-------- Material provided

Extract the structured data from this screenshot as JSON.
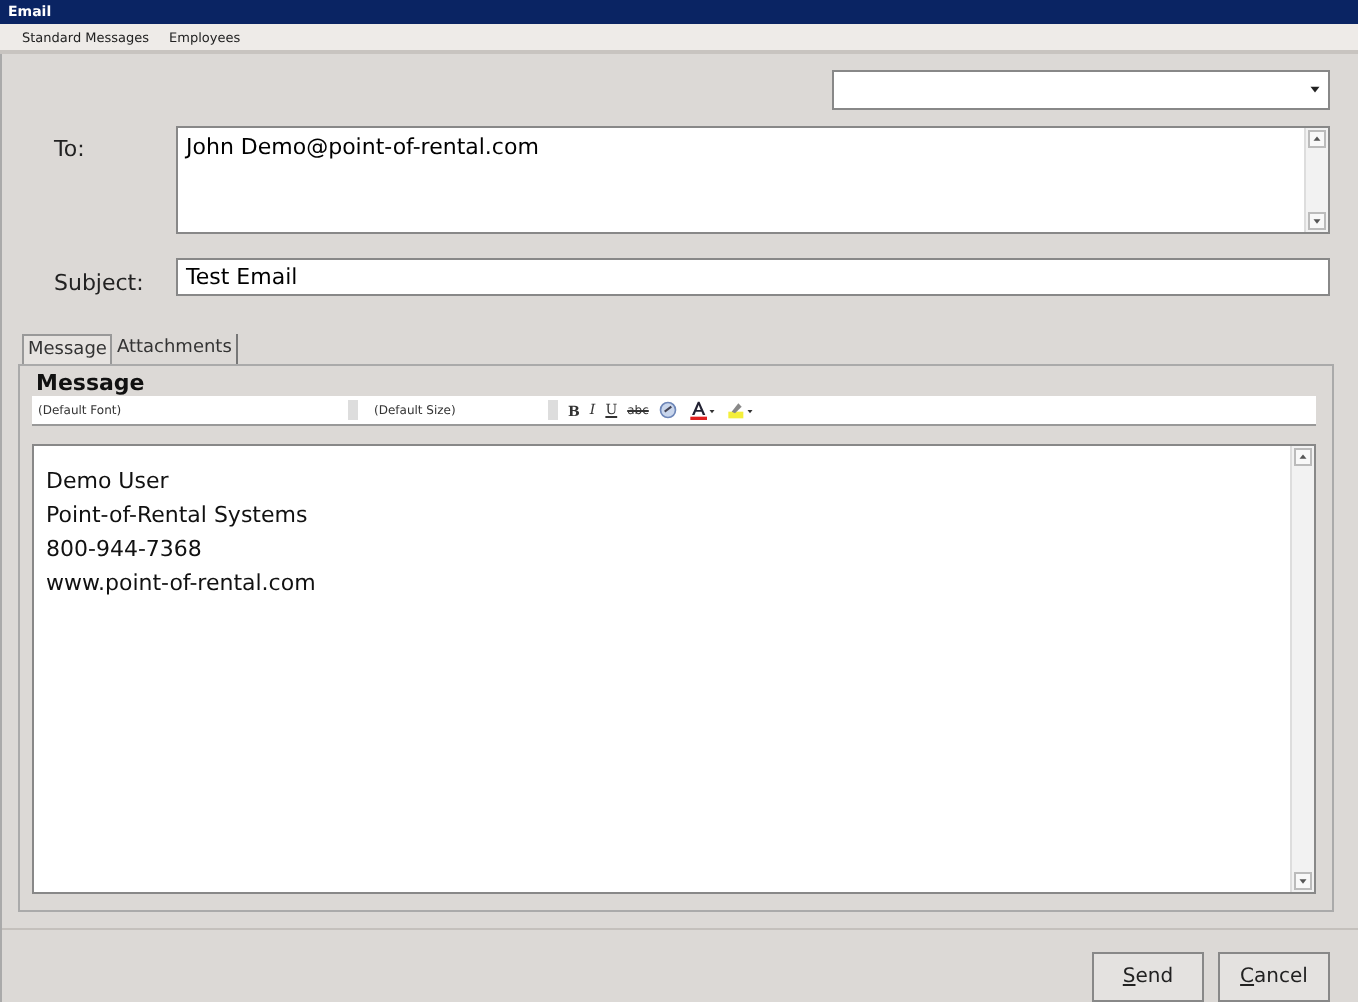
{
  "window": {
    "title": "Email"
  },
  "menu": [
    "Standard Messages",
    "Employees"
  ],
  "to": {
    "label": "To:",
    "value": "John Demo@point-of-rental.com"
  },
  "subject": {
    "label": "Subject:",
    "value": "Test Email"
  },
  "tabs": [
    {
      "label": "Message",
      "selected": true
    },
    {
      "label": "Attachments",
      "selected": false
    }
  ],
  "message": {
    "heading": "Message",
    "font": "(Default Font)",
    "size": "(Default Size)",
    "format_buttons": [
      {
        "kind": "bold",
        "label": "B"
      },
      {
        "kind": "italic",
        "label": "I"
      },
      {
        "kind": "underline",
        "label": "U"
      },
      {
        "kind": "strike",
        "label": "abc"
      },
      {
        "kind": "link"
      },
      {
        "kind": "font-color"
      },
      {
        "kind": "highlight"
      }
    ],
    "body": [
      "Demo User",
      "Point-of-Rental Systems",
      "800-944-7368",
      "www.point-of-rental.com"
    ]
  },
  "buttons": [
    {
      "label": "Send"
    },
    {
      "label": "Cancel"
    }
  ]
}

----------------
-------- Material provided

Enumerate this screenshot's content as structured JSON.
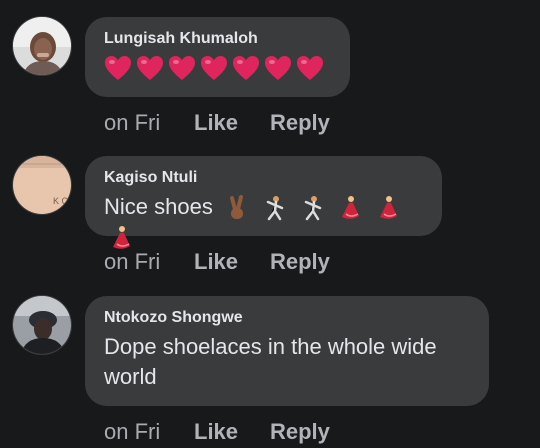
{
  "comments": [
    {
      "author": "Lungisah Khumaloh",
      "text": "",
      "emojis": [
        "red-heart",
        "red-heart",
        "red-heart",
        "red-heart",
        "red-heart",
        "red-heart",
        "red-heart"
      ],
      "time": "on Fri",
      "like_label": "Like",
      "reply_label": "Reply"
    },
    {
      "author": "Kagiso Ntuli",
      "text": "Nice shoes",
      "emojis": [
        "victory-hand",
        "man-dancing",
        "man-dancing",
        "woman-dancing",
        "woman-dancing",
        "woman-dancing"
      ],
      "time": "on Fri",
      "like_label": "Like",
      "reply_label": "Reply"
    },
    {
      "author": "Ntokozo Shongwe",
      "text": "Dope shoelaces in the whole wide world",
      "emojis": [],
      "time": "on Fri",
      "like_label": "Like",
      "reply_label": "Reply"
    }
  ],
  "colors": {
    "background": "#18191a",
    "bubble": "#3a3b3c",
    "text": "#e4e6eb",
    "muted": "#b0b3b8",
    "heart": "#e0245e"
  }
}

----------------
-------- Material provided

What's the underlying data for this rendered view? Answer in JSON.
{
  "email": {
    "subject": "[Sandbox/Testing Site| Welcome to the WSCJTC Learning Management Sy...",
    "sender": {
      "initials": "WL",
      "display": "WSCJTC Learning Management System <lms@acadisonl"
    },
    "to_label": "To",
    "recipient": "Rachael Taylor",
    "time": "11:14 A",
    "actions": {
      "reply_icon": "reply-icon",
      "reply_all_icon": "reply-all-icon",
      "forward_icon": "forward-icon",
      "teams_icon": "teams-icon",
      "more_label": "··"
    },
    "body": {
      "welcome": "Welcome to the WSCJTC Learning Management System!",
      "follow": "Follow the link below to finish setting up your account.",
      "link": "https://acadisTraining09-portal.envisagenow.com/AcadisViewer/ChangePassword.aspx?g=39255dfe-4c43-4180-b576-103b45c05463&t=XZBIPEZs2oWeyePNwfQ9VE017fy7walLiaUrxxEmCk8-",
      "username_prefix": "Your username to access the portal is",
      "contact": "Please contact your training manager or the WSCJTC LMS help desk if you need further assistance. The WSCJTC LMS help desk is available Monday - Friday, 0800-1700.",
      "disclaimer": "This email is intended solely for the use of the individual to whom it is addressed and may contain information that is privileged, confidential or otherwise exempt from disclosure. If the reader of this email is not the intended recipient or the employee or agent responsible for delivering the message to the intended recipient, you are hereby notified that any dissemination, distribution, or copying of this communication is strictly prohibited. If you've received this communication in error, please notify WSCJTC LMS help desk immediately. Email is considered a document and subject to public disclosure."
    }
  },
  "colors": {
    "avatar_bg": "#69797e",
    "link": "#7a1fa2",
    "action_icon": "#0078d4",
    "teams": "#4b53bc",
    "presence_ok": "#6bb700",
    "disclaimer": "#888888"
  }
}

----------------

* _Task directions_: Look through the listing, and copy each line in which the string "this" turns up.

* _Result of the exercise_:
Extract the structured data from this screenshot as JSON.
Enumerate this screenshot's content as structured JSON.
What's the underlying data for this rendered view? Answer in JSON.
      "disclaimer": "This email is intended solely for the use of the individual to whom it is addressed and may contain information that is privileged, confidential or otherwise exempt from disclosure. If the reader of this email is not the intended recipient or the employee or agent responsible for delivering the message to the intended recipient, you are hereby notified that any dissemination, distribution, or copying of this communication is strictly prohibited. If you've received this communication in error, please notify WSCJTC LMS help desk immediately. Email is considered a document and subject to public disclosure."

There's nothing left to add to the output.